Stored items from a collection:
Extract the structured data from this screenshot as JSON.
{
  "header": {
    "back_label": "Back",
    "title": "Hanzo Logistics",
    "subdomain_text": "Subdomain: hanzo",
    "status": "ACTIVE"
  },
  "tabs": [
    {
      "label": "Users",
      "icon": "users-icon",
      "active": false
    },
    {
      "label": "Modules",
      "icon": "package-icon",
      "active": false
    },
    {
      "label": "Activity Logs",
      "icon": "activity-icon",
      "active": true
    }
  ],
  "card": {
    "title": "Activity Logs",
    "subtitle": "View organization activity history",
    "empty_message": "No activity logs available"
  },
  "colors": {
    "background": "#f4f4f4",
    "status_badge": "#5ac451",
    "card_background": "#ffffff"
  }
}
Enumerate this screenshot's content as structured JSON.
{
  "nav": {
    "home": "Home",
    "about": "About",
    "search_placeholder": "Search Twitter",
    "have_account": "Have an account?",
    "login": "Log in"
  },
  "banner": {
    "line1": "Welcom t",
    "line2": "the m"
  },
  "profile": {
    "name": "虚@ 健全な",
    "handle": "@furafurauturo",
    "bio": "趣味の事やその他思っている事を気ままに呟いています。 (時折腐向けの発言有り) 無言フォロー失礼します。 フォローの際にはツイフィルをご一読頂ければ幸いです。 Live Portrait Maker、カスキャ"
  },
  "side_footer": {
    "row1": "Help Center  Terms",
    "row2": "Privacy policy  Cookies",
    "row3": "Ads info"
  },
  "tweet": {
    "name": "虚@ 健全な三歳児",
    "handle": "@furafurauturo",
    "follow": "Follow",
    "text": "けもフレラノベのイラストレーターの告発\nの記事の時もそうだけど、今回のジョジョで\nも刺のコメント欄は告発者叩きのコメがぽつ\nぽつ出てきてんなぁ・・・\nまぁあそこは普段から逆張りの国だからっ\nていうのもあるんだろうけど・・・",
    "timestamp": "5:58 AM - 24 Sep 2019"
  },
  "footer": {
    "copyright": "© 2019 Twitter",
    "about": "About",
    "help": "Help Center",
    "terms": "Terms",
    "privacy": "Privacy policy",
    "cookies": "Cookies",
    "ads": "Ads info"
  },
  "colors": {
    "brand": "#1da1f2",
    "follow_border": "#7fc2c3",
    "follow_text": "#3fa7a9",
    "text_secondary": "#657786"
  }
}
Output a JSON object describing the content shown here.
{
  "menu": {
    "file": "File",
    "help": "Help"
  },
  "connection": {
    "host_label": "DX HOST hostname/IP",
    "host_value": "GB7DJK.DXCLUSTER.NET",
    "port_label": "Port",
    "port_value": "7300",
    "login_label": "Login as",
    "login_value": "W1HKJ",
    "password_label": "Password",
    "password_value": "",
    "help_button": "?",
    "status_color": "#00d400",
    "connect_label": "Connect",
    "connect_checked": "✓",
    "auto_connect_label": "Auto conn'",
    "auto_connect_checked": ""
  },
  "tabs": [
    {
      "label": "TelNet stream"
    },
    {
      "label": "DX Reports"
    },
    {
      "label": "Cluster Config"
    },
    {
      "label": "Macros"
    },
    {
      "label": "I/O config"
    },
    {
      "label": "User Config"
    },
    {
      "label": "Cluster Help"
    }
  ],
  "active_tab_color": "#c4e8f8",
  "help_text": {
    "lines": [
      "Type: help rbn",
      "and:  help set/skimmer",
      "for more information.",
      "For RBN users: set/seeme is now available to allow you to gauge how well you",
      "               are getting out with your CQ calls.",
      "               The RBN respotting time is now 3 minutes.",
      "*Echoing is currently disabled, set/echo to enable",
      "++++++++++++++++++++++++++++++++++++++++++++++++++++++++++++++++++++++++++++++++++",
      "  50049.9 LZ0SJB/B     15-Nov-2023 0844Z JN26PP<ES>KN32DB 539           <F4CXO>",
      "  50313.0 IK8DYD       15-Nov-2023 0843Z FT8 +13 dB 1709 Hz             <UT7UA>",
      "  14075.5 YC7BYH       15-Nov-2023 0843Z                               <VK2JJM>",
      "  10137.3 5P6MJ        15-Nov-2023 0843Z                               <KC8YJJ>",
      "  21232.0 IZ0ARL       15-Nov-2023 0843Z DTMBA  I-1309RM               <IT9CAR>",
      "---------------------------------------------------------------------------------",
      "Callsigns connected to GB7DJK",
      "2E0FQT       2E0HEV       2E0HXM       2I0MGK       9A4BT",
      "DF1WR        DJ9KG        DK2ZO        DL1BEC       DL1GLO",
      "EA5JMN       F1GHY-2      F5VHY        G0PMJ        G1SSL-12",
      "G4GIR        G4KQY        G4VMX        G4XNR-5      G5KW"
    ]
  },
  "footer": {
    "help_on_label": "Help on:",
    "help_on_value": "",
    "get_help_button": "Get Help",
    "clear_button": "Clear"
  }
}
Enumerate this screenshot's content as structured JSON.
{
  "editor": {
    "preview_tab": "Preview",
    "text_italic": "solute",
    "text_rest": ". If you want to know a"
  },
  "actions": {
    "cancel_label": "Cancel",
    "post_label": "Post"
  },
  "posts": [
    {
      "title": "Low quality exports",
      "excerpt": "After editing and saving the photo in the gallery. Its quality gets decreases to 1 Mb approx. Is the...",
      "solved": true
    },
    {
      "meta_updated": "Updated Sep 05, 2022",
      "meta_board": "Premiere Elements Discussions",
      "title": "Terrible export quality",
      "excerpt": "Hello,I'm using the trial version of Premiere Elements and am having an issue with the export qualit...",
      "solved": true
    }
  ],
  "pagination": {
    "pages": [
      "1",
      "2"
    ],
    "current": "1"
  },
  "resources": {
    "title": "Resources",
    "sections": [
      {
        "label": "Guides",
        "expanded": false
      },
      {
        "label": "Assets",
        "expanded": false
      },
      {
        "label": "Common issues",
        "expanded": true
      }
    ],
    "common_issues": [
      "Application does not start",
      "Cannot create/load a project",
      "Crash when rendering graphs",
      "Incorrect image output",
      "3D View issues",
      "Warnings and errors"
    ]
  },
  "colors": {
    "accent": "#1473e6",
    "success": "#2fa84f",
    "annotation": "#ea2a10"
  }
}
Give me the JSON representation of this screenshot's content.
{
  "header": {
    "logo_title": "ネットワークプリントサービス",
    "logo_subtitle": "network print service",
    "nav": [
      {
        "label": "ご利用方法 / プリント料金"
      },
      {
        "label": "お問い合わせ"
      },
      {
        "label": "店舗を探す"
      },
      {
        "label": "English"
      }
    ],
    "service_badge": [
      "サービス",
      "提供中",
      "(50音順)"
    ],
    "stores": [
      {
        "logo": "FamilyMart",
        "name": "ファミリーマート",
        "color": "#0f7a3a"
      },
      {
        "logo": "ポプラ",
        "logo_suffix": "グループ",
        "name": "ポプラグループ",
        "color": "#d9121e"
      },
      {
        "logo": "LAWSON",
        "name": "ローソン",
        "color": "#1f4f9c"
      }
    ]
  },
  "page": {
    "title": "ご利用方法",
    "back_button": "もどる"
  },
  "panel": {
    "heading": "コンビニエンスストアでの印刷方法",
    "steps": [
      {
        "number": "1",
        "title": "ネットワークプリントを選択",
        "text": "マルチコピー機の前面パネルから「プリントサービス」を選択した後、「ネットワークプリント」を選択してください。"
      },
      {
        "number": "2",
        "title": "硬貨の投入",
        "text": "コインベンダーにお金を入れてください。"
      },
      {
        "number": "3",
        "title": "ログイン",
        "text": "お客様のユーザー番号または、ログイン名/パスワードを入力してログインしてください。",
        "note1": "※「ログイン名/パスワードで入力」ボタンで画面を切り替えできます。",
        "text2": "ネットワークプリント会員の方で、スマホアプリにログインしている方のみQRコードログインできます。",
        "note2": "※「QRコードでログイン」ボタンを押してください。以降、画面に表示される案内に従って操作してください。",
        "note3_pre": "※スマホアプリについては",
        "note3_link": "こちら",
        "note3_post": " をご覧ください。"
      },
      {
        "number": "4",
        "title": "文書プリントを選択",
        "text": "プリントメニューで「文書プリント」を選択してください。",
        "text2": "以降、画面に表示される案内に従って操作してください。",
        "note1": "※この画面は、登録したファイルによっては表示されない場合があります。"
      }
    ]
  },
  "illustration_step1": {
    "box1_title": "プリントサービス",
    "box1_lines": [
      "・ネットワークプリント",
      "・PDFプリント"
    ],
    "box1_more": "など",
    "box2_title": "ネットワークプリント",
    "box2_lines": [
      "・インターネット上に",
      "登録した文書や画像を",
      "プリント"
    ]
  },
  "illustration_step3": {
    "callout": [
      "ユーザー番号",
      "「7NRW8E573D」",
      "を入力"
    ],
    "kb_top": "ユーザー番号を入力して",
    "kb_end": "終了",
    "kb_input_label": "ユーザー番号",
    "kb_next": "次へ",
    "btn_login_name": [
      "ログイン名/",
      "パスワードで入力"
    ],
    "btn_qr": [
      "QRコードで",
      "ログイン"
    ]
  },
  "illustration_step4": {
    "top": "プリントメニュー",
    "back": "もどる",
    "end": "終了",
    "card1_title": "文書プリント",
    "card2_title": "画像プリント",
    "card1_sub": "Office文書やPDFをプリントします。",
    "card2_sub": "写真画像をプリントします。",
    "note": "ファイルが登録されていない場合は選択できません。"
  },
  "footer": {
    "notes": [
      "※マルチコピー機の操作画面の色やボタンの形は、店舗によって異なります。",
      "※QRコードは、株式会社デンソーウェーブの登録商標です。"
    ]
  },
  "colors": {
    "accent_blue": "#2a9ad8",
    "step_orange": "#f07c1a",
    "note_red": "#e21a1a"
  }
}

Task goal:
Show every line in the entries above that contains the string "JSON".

Finished task:
Extract the structured data from this screenshot as JSON.
Enumerate this screenshot's content as structured JSON.
Output a JSON object describing the content shown here.
Enumerate this screenshot's content as structured JSON.
Give me the JSON representation of this screenshot's content.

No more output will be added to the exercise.